Exercise> Once every line below with "FFFFFFFF" has been counted, state the total and nothing else.

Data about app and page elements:
=== Begin Enclosure ===
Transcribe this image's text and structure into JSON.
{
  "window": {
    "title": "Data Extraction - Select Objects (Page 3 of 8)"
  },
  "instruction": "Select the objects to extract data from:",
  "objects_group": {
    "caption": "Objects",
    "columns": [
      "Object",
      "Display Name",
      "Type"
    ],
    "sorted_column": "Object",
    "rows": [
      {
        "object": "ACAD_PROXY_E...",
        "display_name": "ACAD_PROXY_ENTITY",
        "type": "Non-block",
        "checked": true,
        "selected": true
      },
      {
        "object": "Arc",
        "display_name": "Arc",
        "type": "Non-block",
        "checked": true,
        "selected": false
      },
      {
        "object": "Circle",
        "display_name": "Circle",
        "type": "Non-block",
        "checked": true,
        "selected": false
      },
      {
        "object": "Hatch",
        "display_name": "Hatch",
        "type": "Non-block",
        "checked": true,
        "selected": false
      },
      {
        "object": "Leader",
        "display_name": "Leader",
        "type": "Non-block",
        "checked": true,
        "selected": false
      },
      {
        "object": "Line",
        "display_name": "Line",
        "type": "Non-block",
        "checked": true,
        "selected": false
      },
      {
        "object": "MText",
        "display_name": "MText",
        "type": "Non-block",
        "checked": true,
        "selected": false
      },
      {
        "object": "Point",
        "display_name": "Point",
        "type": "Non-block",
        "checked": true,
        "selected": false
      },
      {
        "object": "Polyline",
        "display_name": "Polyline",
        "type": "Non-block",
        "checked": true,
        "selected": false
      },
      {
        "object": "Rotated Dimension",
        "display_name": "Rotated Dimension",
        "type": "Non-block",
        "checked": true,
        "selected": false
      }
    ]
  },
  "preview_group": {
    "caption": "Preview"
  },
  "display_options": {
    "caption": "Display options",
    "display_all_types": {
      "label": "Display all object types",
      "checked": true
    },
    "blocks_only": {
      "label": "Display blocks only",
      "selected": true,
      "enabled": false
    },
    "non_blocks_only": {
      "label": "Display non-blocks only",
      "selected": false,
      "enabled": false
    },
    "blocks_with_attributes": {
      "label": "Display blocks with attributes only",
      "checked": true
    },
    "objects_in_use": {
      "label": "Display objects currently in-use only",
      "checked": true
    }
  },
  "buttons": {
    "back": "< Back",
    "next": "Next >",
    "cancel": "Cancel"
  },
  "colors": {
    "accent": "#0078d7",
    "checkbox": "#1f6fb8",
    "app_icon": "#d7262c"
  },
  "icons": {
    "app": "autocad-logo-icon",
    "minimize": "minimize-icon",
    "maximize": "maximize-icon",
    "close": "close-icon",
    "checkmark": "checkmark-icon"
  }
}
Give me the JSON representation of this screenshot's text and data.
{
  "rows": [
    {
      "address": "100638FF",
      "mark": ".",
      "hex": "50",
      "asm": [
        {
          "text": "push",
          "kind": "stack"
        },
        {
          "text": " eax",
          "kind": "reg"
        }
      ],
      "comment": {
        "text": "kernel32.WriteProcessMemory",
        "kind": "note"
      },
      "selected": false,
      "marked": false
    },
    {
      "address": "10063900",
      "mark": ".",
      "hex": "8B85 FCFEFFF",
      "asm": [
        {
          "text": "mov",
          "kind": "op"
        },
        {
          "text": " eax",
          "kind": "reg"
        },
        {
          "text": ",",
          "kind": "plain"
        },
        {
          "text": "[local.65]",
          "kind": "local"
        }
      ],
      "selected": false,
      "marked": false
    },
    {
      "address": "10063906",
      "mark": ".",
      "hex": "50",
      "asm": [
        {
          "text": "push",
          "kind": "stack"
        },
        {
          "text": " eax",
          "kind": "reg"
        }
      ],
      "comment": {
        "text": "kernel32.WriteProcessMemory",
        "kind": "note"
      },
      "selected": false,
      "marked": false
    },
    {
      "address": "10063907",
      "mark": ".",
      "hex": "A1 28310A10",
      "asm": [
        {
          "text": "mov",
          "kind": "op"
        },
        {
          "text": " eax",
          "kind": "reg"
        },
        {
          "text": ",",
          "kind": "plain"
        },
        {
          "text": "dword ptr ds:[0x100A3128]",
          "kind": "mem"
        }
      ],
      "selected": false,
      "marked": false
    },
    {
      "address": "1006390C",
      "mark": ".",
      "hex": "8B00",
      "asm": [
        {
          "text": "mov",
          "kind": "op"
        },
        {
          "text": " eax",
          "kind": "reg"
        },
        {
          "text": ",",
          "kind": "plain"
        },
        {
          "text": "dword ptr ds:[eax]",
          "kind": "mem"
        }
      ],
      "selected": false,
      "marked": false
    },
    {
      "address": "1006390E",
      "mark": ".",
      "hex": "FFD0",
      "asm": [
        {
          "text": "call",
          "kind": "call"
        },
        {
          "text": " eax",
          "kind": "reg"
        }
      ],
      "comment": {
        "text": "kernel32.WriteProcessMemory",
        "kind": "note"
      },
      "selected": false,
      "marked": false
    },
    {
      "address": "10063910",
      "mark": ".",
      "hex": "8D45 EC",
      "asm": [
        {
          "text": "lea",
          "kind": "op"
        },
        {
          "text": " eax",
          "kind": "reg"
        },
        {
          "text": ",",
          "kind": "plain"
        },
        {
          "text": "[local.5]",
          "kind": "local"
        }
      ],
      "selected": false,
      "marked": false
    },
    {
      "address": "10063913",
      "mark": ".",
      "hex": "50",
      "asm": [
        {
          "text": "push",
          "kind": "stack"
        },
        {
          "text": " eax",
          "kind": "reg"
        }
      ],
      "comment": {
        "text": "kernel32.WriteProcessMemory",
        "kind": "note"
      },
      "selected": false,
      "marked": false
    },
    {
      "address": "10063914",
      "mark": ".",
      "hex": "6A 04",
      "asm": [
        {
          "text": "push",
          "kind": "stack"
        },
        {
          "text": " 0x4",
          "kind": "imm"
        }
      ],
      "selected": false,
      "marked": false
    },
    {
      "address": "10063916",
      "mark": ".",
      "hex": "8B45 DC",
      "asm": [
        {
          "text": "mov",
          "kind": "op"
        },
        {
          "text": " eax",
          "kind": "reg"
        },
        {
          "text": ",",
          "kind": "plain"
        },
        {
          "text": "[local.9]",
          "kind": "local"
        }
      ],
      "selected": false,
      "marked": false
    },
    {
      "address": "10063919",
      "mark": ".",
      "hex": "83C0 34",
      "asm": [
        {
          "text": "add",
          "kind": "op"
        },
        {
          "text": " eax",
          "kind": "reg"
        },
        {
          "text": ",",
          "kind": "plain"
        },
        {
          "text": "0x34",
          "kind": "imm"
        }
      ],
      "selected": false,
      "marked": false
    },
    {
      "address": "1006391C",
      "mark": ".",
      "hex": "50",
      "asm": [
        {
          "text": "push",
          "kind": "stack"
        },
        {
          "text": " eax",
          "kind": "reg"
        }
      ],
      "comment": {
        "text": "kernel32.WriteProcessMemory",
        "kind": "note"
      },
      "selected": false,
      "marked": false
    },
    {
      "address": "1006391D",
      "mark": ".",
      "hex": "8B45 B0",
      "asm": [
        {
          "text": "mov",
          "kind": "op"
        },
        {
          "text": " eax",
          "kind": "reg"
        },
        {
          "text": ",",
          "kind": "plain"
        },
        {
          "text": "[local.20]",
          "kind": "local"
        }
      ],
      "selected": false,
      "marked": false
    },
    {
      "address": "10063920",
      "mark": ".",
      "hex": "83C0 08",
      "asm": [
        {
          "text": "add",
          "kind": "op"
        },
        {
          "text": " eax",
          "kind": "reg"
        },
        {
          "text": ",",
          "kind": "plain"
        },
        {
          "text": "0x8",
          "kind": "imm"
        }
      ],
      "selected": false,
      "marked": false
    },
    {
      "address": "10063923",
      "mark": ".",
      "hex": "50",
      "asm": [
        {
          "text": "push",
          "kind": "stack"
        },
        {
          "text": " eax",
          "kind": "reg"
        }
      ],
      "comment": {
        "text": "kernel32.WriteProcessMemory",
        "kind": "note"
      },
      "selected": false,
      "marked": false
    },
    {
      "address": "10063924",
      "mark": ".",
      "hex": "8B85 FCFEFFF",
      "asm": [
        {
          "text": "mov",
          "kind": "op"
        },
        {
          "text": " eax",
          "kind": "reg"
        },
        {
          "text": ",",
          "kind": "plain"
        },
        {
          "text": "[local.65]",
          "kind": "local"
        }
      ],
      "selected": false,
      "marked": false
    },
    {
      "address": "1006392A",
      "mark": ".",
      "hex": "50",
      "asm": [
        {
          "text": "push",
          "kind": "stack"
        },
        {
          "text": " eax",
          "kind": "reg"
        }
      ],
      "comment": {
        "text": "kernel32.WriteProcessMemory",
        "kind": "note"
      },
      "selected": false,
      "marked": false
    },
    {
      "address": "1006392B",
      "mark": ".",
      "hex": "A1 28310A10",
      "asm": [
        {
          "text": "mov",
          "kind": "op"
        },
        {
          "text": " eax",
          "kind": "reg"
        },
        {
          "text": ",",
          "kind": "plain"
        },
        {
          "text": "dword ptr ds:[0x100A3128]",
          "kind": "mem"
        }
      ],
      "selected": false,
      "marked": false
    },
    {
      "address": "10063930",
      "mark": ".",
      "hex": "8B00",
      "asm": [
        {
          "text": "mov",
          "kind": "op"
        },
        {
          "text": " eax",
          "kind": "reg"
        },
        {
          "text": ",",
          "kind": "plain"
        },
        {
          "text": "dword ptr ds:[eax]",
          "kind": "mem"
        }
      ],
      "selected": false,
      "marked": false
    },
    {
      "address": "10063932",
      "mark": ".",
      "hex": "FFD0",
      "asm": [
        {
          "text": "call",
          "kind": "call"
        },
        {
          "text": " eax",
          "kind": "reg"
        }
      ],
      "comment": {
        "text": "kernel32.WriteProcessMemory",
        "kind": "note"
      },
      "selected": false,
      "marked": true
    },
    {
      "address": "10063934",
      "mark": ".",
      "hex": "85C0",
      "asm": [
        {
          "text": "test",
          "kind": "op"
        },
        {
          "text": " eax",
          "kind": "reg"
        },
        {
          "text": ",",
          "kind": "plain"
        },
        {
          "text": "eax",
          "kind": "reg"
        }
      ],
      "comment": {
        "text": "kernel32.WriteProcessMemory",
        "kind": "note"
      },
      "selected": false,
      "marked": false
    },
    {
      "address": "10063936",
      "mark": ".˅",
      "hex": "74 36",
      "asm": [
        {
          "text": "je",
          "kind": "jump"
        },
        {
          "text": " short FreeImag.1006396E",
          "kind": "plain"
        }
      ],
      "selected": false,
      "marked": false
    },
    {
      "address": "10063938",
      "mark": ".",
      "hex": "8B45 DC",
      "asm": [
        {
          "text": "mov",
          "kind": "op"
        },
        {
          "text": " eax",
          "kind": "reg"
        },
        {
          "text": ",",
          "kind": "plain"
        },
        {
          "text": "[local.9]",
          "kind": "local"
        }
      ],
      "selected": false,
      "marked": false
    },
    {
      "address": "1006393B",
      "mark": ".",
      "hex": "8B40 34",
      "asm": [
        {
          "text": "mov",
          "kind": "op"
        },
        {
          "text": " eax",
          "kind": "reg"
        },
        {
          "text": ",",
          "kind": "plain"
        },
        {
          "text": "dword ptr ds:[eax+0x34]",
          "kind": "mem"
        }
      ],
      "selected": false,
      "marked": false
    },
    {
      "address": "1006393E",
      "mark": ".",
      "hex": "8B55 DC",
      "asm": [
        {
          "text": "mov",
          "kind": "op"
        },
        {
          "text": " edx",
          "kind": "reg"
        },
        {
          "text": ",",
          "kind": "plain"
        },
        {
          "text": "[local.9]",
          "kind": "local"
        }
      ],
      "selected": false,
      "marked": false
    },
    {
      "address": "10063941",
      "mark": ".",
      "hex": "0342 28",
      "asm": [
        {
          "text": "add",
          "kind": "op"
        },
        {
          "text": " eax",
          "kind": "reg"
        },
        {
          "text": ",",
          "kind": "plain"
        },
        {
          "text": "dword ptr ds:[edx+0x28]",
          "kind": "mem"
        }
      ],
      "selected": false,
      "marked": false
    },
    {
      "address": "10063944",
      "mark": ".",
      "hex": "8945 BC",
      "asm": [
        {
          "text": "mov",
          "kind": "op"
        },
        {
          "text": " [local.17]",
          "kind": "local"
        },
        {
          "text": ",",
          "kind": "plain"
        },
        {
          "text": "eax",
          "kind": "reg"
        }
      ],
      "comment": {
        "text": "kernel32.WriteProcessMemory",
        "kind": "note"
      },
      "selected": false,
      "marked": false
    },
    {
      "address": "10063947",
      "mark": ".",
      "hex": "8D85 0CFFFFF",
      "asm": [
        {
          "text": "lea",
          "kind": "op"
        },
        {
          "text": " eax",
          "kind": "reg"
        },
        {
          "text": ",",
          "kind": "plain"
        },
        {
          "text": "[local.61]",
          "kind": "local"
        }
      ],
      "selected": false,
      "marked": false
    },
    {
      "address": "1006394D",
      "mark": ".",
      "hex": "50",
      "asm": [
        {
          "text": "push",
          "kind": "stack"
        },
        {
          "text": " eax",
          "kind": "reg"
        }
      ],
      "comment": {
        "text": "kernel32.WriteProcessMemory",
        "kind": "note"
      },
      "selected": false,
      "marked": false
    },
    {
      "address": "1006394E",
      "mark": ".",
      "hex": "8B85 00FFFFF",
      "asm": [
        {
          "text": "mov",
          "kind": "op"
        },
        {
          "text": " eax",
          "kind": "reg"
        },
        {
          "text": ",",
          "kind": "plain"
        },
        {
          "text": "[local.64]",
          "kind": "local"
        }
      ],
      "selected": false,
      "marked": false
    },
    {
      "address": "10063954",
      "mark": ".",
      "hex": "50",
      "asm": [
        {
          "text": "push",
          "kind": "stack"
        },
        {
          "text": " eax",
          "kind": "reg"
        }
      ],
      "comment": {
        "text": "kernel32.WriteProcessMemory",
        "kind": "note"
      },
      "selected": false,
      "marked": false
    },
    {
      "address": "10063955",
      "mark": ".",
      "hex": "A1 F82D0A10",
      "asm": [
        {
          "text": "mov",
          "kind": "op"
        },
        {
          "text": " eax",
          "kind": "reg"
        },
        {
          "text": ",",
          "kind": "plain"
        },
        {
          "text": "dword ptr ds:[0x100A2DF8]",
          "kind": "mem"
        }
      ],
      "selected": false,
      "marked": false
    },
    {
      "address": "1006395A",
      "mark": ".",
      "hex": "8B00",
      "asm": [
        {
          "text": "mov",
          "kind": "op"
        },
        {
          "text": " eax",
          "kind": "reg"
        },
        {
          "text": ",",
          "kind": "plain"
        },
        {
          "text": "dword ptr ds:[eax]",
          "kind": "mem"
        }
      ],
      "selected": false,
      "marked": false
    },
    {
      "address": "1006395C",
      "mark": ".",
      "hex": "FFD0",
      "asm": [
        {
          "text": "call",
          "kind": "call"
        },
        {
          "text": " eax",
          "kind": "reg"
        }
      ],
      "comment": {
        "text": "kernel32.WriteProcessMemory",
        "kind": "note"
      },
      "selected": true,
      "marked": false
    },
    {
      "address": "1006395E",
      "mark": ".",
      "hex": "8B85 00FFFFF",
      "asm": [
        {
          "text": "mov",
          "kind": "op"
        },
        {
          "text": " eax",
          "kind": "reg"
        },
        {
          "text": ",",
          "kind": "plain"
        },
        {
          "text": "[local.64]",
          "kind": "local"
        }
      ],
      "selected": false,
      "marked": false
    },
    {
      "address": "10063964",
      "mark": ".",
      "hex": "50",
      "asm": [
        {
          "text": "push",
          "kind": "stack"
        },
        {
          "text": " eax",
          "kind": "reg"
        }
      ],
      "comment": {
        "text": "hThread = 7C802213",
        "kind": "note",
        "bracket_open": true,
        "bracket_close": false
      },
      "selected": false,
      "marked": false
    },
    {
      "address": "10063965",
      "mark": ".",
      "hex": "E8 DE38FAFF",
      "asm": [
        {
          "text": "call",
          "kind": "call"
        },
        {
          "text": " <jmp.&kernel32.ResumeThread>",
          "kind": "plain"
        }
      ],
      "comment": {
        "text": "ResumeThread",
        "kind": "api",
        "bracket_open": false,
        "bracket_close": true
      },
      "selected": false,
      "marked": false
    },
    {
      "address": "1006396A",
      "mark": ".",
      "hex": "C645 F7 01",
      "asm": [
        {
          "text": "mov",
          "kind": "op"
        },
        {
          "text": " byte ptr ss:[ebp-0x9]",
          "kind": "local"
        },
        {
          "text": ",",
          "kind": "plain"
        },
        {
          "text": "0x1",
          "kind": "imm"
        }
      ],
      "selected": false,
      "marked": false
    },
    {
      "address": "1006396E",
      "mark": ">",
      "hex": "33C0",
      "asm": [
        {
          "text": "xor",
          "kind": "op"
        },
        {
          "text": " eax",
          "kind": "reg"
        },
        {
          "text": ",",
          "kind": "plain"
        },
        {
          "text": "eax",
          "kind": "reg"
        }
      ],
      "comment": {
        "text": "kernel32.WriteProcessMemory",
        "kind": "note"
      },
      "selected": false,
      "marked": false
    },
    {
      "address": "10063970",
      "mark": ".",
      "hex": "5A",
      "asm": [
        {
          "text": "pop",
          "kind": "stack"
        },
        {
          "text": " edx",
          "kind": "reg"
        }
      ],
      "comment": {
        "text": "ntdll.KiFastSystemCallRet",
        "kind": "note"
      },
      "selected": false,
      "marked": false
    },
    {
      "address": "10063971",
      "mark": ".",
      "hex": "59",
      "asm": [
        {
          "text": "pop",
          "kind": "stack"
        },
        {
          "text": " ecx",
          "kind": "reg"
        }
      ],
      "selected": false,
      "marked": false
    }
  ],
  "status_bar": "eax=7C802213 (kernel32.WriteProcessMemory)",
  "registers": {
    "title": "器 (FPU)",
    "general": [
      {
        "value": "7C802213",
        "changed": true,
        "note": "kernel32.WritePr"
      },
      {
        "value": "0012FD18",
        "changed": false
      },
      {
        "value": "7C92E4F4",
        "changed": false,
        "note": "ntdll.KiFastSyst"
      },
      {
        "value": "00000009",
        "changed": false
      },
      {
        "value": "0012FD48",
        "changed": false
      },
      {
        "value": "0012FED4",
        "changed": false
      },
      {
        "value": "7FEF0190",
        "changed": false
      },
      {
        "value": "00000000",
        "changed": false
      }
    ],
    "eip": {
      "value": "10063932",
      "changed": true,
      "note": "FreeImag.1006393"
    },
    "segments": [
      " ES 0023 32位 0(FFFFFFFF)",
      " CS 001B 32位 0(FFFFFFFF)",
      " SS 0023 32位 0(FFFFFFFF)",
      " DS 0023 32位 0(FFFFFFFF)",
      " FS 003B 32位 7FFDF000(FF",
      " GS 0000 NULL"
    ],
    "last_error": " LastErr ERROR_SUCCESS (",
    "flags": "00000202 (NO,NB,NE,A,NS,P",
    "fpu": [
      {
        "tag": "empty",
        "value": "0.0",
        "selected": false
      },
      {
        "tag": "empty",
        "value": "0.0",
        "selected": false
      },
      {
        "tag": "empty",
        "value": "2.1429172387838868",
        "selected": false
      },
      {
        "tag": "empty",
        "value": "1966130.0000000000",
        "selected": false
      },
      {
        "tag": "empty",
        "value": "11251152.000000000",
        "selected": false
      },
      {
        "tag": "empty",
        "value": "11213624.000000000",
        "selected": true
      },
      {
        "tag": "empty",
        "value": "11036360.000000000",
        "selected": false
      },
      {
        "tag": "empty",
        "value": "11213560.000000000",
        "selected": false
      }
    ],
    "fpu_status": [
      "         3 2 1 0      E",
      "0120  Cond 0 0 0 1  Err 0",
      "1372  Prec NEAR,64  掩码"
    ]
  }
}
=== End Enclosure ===
Output for this exercise> 4